[Start of Attachment]
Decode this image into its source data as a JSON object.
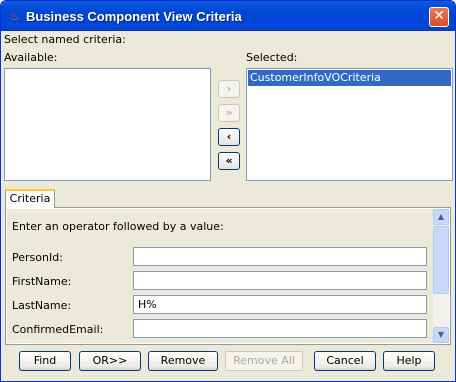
{
  "window": {
    "title": "Business Component View Criteria",
    "close_glyph": "✕",
    "icon": "java-icon",
    "icon_glyph": "♨"
  },
  "criteria_select": {
    "heading": "Select named criteria:",
    "available_label": "Available:",
    "selected_label": "Selected:",
    "available_items": [],
    "selected_items": [
      "CustomerInfoVOCriteria"
    ],
    "move_buttons": [
      {
        "glyph": "›",
        "enabled": false
      },
      {
        "glyph": "»",
        "enabled": false
      },
      {
        "glyph": "‹",
        "enabled": true
      },
      {
        "glyph": "«",
        "enabled": true
      }
    ]
  },
  "tabs": [
    {
      "label": "Criteria",
      "selected": true
    }
  ],
  "criteria": {
    "instruction": "Enter an operator followed by a value:",
    "fields": [
      {
        "label": "PersonId:",
        "value": ""
      },
      {
        "label": "FirstName:",
        "value": ""
      },
      {
        "label": "LastName:",
        "value": "H%"
      },
      {
        "label": "ConfirmedEmail:",
        "value": ""
      }
    ]
  },
  "buttons": {
    "find": "Find",
    "or": "OR>>",
    "remove": "Remove",
    "remove_all": "Remove All",
    "cancel": "Cancel",
    "help": "Help"
  },
  "colors": {
    "titlebar": "#0054e3",
    "selection": "#316ac5",
    "dialog_bg": "#ece9d8"
  }
}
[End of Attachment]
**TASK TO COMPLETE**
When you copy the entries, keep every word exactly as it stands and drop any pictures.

**EXERCISE RESPONSE**
Decode this image into its source data as a JSON object.
{
  "window": {
    "title": "Business Component View Criteria",
    "close_glyph": "✕",
    "icon": "java-icon",
    "icon_glyph": "♨"
  },
  "criteria_select": {
    "heading": "Select named criteria:",
    "available_label": "Available:",
    "selected_label": "Selected:",
    "available_items": [],
    "selected_items": [
      "CustomerInfoVOCriteria"
    ],
    "move_buttons": [
      {
        "glyph": "›",
        "enabled": false
      },
      {
        "glyph": "»",
        "enabled": false
      },
      {
        "glyph": "‹",
        "enabled": true
      },
      {
        "glyph": "«",
        "enabled": true
      }
    ]
  },
  "tabs": [
    {
      "label": "Criteria",
      "selected": true
    }
  ],
  "criteria": {
    "instruction": "Enter an operator followed by a value:",
    "fields": [
      {
        "label": "PersonId:",
        "value": ""
      },
      {
        "label": "FirstName:",
        "value": ""
      },
      {
        "label": "LastName:",
        "value": "H%"
      },
      {
        "label": "ConfirmedEmail:",
        "value": ""
      }
    ]
  },
  "buttons": {
    "find": "Find",
    "or": "OR>>",
    "remove": "Remove",
    "remove_all": "Remove All",
    "cancel": "Cancel",
    "help": "Help"
  },
  "colors": {
    "titlebar": "#0054e3",
    "selection": "#316ac5",
    "dialog_bg": "#ece9d8"
  }
}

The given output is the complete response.